● **WORK TASK**
Locate each line of the material that contains "placeholder", then return it.

--- MATERIAL SHOWN Enclosed Below ---

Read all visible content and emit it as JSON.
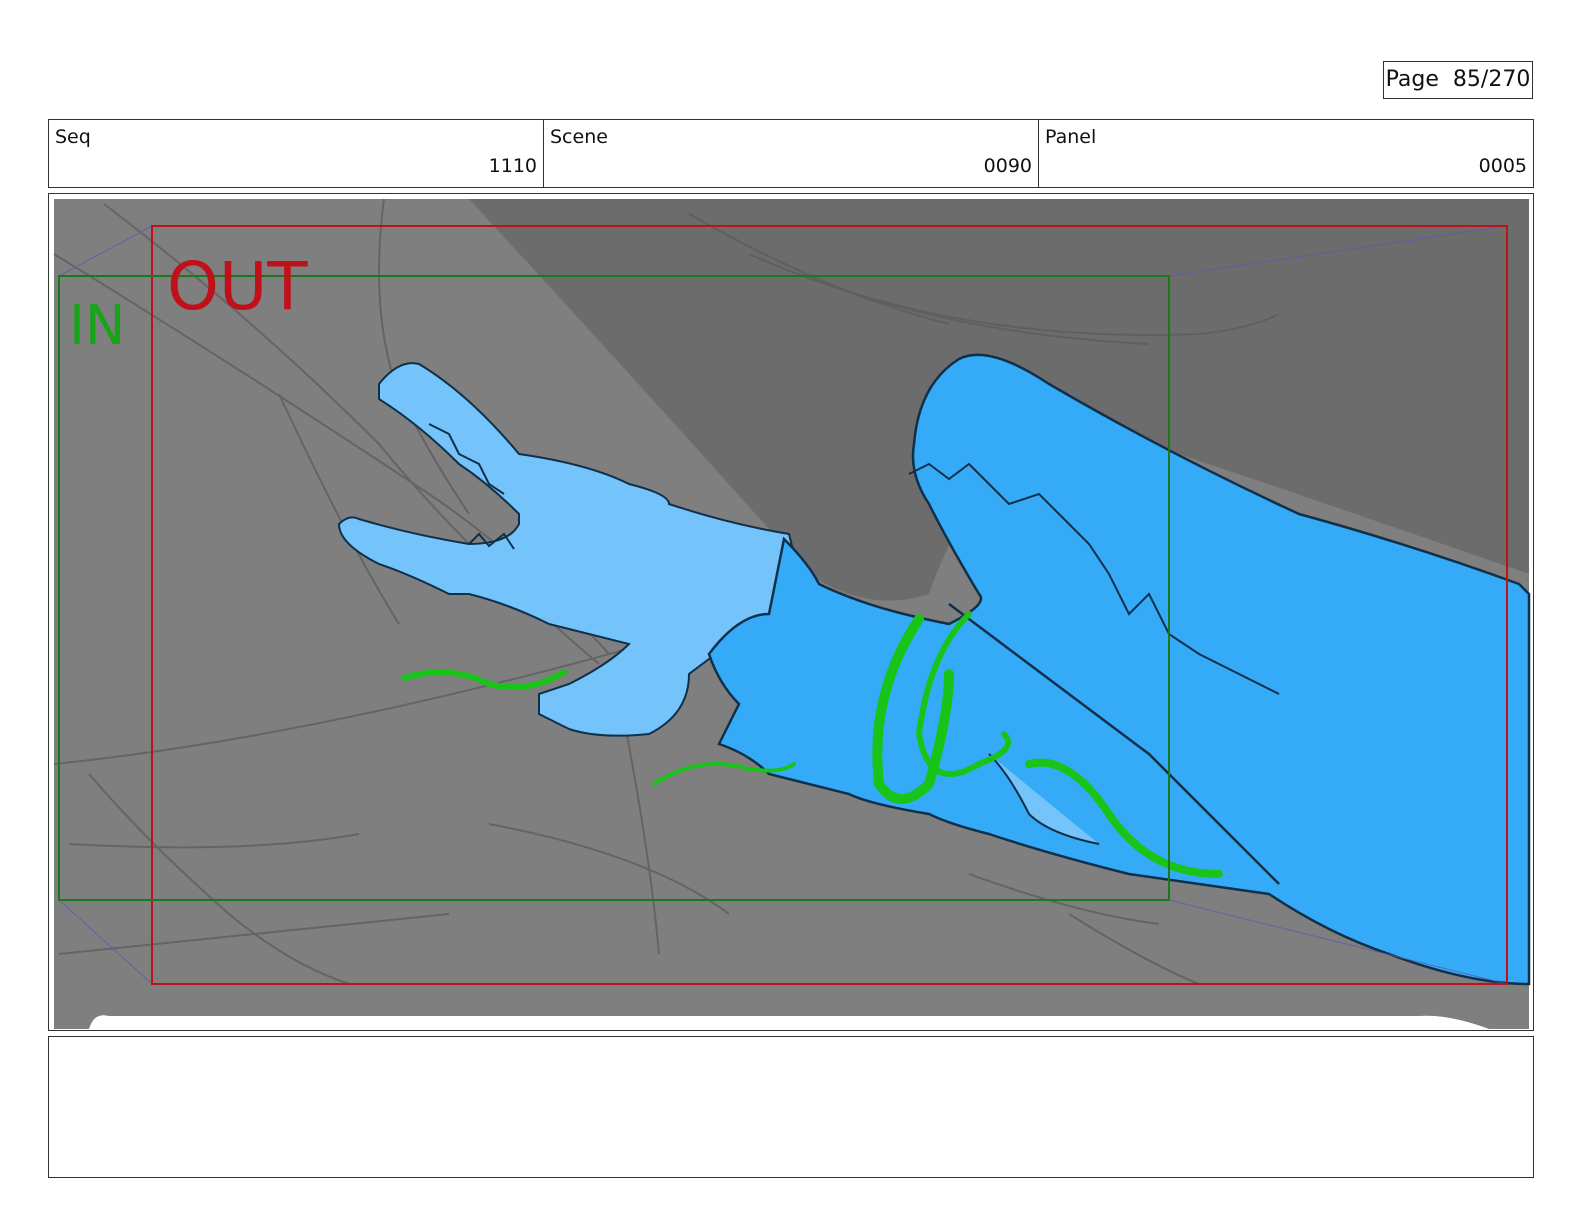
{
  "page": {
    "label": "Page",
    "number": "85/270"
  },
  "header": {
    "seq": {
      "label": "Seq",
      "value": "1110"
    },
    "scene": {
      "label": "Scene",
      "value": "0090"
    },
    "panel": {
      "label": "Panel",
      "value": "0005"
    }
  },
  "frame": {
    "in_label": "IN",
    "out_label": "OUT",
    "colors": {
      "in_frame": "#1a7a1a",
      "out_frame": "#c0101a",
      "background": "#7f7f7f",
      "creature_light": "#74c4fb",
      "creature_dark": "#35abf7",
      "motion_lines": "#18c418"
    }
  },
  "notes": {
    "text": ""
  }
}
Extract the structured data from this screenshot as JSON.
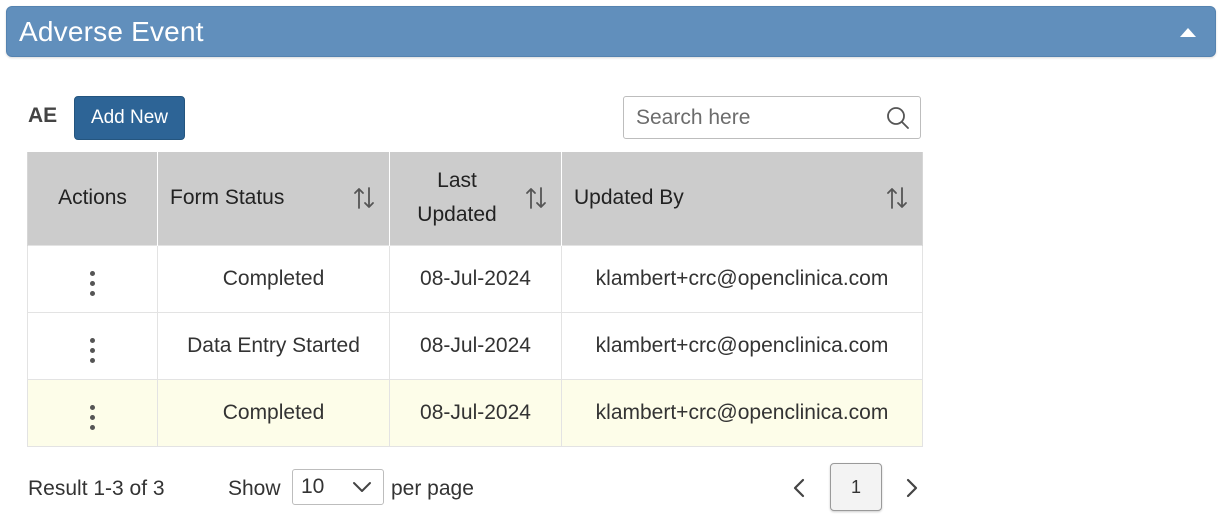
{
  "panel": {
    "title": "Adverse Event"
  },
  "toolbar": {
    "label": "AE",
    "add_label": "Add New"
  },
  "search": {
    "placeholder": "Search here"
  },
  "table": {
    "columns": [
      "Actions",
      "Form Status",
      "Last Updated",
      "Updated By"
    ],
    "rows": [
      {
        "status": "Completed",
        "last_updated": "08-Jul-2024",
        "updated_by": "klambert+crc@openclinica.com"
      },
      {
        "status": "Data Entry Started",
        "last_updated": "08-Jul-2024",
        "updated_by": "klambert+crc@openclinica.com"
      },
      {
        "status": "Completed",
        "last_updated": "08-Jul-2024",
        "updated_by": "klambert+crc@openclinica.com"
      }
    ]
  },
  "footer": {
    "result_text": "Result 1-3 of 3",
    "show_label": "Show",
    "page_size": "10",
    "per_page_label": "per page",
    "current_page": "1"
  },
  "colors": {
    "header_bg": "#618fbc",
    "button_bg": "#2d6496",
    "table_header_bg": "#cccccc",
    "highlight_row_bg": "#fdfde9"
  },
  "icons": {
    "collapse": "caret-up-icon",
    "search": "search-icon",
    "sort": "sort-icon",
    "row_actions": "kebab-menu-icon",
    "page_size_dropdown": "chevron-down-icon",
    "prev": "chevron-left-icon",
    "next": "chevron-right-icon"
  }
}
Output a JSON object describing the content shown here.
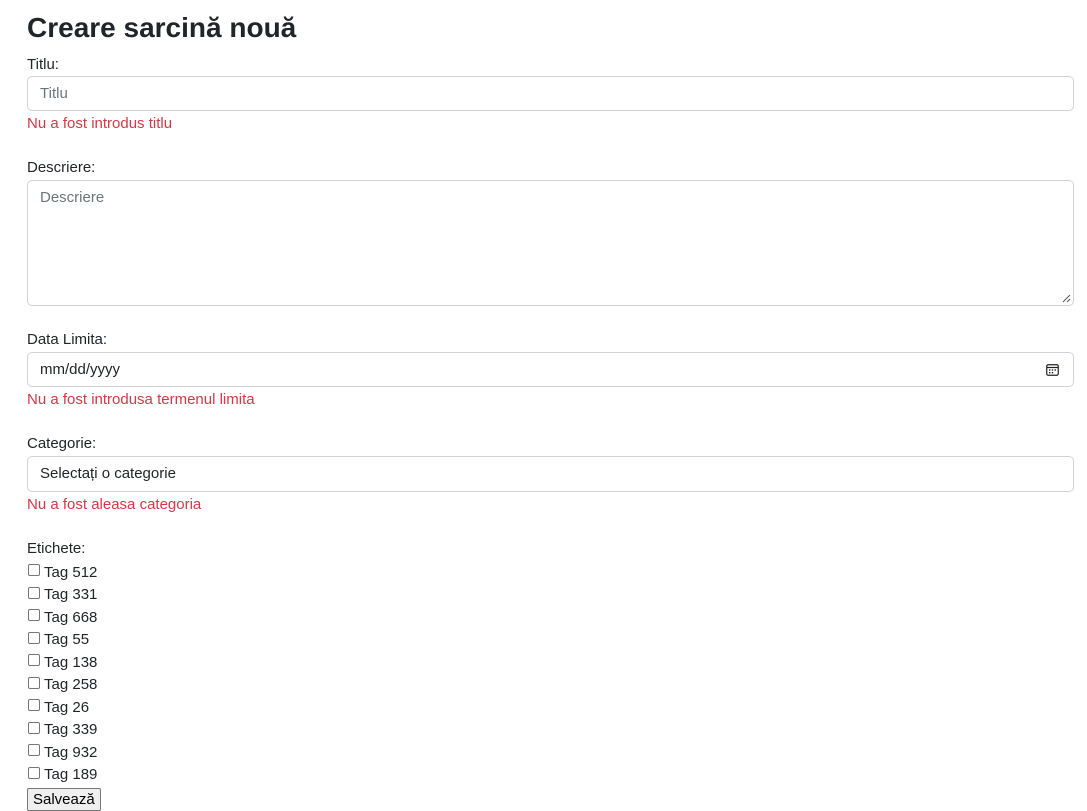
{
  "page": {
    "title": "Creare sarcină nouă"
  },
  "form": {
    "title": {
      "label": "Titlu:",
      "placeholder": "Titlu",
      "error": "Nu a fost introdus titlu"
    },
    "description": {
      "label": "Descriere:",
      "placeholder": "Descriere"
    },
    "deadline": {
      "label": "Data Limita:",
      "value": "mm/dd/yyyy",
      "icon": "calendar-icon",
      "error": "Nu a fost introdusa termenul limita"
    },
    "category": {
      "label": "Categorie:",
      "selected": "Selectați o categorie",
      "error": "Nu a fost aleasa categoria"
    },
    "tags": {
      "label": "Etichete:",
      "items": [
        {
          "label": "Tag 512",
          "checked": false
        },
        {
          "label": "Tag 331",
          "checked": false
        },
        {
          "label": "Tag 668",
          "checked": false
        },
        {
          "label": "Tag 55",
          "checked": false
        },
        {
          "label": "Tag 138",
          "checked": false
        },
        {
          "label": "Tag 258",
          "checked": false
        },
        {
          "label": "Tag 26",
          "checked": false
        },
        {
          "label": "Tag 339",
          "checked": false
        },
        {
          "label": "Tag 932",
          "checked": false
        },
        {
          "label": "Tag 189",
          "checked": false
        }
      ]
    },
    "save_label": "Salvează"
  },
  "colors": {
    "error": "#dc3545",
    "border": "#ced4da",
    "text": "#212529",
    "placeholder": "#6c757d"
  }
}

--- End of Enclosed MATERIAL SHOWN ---
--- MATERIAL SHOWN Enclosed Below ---

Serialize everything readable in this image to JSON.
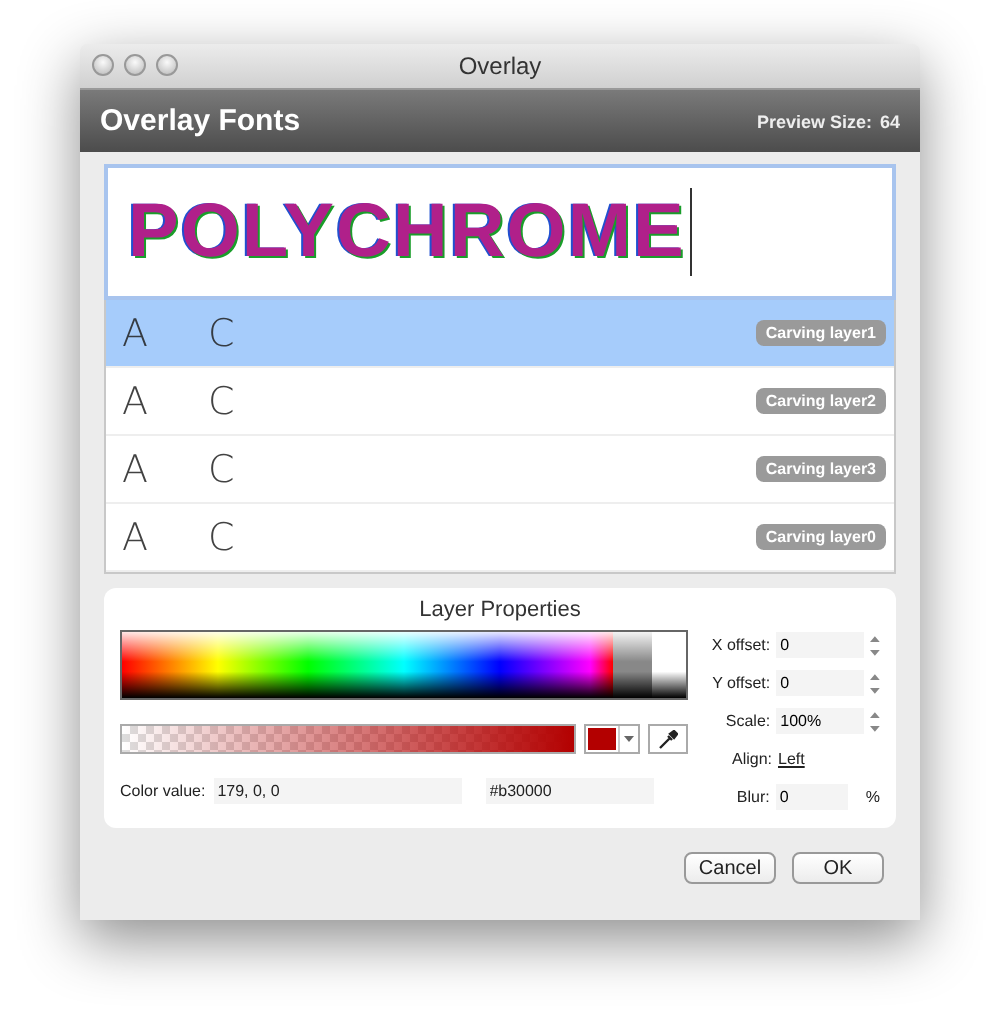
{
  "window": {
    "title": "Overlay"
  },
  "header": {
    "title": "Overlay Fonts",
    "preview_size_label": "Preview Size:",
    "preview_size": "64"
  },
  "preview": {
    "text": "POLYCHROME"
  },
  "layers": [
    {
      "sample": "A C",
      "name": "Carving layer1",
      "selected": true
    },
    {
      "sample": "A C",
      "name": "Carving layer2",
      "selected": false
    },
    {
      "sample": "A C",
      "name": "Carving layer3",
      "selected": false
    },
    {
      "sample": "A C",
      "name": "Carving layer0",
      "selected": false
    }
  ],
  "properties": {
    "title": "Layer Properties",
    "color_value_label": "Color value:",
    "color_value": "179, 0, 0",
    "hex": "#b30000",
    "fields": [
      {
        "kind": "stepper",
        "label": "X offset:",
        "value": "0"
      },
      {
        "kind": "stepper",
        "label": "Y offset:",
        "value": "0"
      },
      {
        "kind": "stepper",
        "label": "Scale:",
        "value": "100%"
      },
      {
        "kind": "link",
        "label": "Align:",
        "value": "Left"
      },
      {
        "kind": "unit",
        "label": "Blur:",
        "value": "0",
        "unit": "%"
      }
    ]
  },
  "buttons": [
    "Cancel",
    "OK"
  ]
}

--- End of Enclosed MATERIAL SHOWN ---

● **ANSWER BOX**
    "placeholder": "Search here"
      "placeholder": "Titlu",
      "placeholder": "Descriere"
    "placeholder": "#6c757d"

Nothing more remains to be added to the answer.